Willy returns home to plant a garden at night. The "American Dream" is the idea that, through hard work and perseverance, the sky is the limit in terms of financial success and a reliable future.
It is clear that Willy's predicament is of his own doing, and that his own foolish pride and ignorance lead to his downfall. The distraught Biff says that he waited for six hours to see Bill Oliver and that Oliver did not even remember him. These qualities should make the reader feel sympathy for Mr Willy brings about his ultimate dismissal himself by going to meet with Howard.
To alleviate his loneliness, he has an affair with a woman that works at one of his client's offices. Biff claims that Oliver is discussing with his partner the notion of supplying Biff with money. Miller ends his essay by saying, "It is time, I think, that we who are without kings took up this bright thread of our history and followed it to the only place it can possibly lead in our time—the heart and spirit of the average man.
Part of this "downward spiral" we keep talking about has to do with Willy losing a grip on reality and on time.

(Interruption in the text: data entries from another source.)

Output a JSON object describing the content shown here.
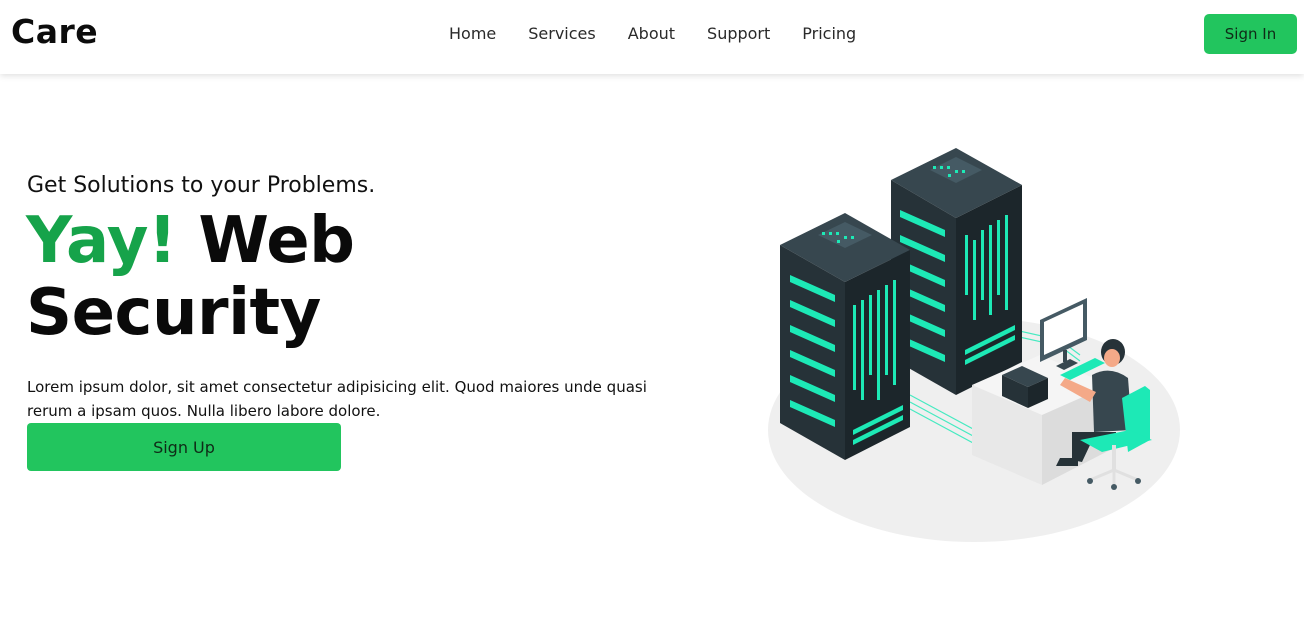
{
  "brand": {
    "name": "Care"
  },
  "nav": {
    "links": [
      "Home",
      "Services",
      "About",
      "Support",
      "Pricing"
    ],
    "signin_label": "Sign In"
  },
  "hero": {
    "subtitle": "Get Solutions to your Problems.",
    "title_accent": "Yay!",
    "title_rest": "Web Security",
    "description": "Lorem ipsum dolor, sit amet consectetur adipisicing elit. Quod maiores unde quasi rerum a ipsam quos. Nulla libero labore dolore.",
    "cta_label": "Sign Up"
  },
  "illustration": {
    "icon": "server-room-illustration"
  },
  "colors": {
    "accent": "#22c55e",
    "accent_dark": "#16a34a",
    "server": "#263238",
    "teal": "#1de9b6"
  }
}
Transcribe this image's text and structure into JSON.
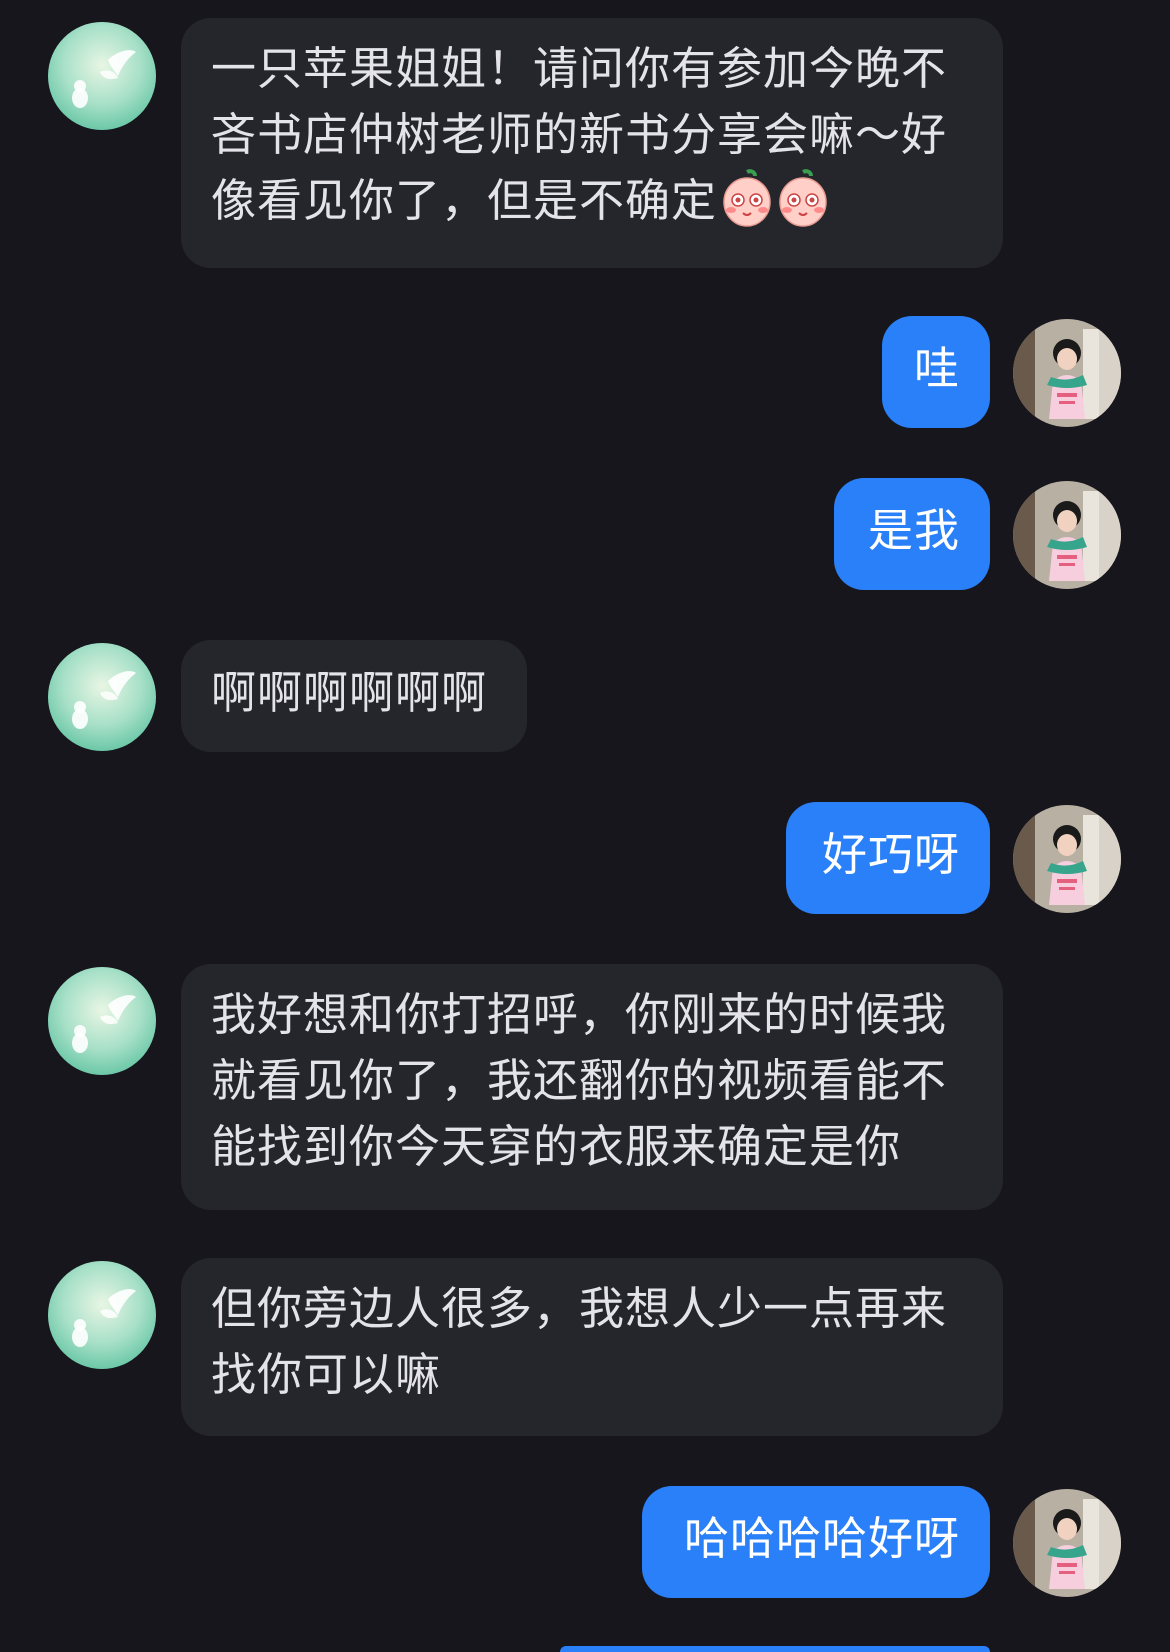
{
  "messages": [
    {
      "side": "left",
      "text": "一只苹果姐姐！请问你有参加今晚不吝书店仲树老师的新书分享会嘛～好像看见你了，但是不确定",
      "emojis": [
        "blush-face-emoji",
        "blush-face-emoji"
      ]
    },
    {
      "side": "right",
      "text": "哇"
    },
    {
      "side": "right",
      "text": "是我"
    },
    {
      "side": "left",
      "text": "啊啊啊啊啊啊"
    },
    {
      "side": "right",
      "text": "好巧呀"
    },
    {
      "side": "left",
      "text": "我好想和你打招呼，你刚来的时候我就看见你了，我还翻你的视频看能不能找到你今天穿的衣服来确定是你"
    },
    {
      "side": "left",
      "text": "但你旁边人很多，我想人少一点再来找你可以嘛"
    },
    {
      "side": "right",
      "text": "哈哈哈哈好呀"
    }
  ],
  "colors": {
    "background": "#16161c",
    "incoming_bubble": "#25252c",
    "outgoing_bubble": "#2a80f8"
  }
}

In Aristotle's Poetics, a tragic hero was defined as one who falls from grace into a state of extreme despair.